56. 57.


with a neurointerventional procedural checklist. J Neurointerv Surg 2013;5(5):497–500. Lepanluoma M, Takala R, Kotkansalo A, et al. Surgical safety checklist is associated with improved operating room safety culture, reduced wound complications, and unplanned readmissions in a pilot study in neurosurgery. Scand J Surg 2014;103(1): 66–72. Lau CY, Greysen SR, Mistry RI, et al. Creating a culture of safety within operative neurosurgery: the design and implementation of a perioperative safety video. Neurosurg Focus 2012;33(5):E3. Plesk E. Quality improvement methods in clinical medicine. Pediatrics 1999;103(1 Suppl E):203–14. Titsworth WL, Hester J, Correia T, et al. Reduction of catheter-associated urinary tract infections among patients in a neurological intensive care unit: a single institution’s success. J Neurosurg 2012;116(4):911–20. Titsworth WL, Hester J, Correia T, et al. The effect of increased mobility on morbidity in the neurointensive care unit. J Neurosurg 2012;116(6):1379–88.

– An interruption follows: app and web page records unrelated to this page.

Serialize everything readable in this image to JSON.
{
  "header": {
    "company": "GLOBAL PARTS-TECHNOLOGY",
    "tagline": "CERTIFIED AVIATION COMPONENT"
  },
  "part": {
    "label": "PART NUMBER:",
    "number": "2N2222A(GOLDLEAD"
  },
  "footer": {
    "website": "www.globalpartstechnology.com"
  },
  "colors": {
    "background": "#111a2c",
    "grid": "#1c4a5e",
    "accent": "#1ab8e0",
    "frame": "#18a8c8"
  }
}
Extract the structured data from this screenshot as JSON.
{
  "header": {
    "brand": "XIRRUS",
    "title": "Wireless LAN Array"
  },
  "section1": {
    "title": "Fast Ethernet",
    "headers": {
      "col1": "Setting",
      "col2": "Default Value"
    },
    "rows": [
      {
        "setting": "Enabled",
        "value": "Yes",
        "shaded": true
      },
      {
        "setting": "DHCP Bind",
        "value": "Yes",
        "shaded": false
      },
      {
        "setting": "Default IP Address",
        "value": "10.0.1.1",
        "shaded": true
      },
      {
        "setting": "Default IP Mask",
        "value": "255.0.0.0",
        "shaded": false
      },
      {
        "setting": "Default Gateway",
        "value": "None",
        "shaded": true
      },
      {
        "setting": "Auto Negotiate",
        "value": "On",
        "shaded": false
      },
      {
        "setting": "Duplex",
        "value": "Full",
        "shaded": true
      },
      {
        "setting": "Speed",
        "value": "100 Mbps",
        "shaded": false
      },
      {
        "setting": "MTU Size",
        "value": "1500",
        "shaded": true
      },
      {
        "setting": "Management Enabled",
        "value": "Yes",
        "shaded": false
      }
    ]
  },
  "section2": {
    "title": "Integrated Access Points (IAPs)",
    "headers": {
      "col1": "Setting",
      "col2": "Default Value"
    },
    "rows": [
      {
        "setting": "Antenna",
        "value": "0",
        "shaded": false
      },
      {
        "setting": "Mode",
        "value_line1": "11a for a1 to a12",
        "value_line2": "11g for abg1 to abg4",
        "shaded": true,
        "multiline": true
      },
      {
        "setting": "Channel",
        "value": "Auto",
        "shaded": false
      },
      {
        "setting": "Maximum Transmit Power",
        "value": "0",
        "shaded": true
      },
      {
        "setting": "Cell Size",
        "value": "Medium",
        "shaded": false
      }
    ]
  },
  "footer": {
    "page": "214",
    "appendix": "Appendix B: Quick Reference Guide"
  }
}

Adverse events in neurosurgery and their relationship to quality improvement.

Adverse events are common in neurosurgery. Their reporting is inconsistent and widely variable due to nonuniform definitions, data collection mechanis...
436KB Sizes 3 Downloads 9 Views